EXERCISE OBJECTIVE -> In the listing, find every line that has the string "used" and copy it.

SUPPLIED MATERIAL ->
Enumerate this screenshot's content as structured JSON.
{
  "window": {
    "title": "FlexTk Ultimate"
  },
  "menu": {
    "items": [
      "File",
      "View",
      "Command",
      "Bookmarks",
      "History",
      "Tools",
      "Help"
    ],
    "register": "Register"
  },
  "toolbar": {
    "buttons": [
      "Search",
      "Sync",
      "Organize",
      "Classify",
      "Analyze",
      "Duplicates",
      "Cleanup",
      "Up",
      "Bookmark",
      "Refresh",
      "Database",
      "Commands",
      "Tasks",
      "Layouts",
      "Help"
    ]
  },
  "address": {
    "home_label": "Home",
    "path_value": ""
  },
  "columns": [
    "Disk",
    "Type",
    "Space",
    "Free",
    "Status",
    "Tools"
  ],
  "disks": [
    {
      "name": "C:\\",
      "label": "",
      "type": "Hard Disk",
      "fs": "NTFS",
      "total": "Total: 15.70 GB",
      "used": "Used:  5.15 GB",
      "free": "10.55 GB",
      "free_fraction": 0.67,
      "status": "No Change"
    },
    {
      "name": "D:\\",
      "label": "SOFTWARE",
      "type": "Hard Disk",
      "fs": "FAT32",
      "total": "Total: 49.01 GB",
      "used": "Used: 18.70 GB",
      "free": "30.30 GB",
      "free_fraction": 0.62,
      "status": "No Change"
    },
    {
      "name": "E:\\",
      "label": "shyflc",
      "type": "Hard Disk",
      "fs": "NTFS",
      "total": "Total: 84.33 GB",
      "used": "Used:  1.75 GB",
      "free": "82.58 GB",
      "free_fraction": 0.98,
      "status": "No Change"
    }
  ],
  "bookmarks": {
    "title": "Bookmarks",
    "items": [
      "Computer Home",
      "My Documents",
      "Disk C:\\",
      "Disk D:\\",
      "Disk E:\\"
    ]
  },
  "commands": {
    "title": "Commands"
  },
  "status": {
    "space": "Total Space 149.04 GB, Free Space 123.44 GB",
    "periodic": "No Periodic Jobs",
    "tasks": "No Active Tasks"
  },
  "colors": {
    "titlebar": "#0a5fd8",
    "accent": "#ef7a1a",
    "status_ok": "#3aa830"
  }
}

EXERCISE SOLUTION ->
      "used": "Used:  5.15 GB",
      "used": "Used: 18.70 GB",
      "used": "Used:  1.75 GB",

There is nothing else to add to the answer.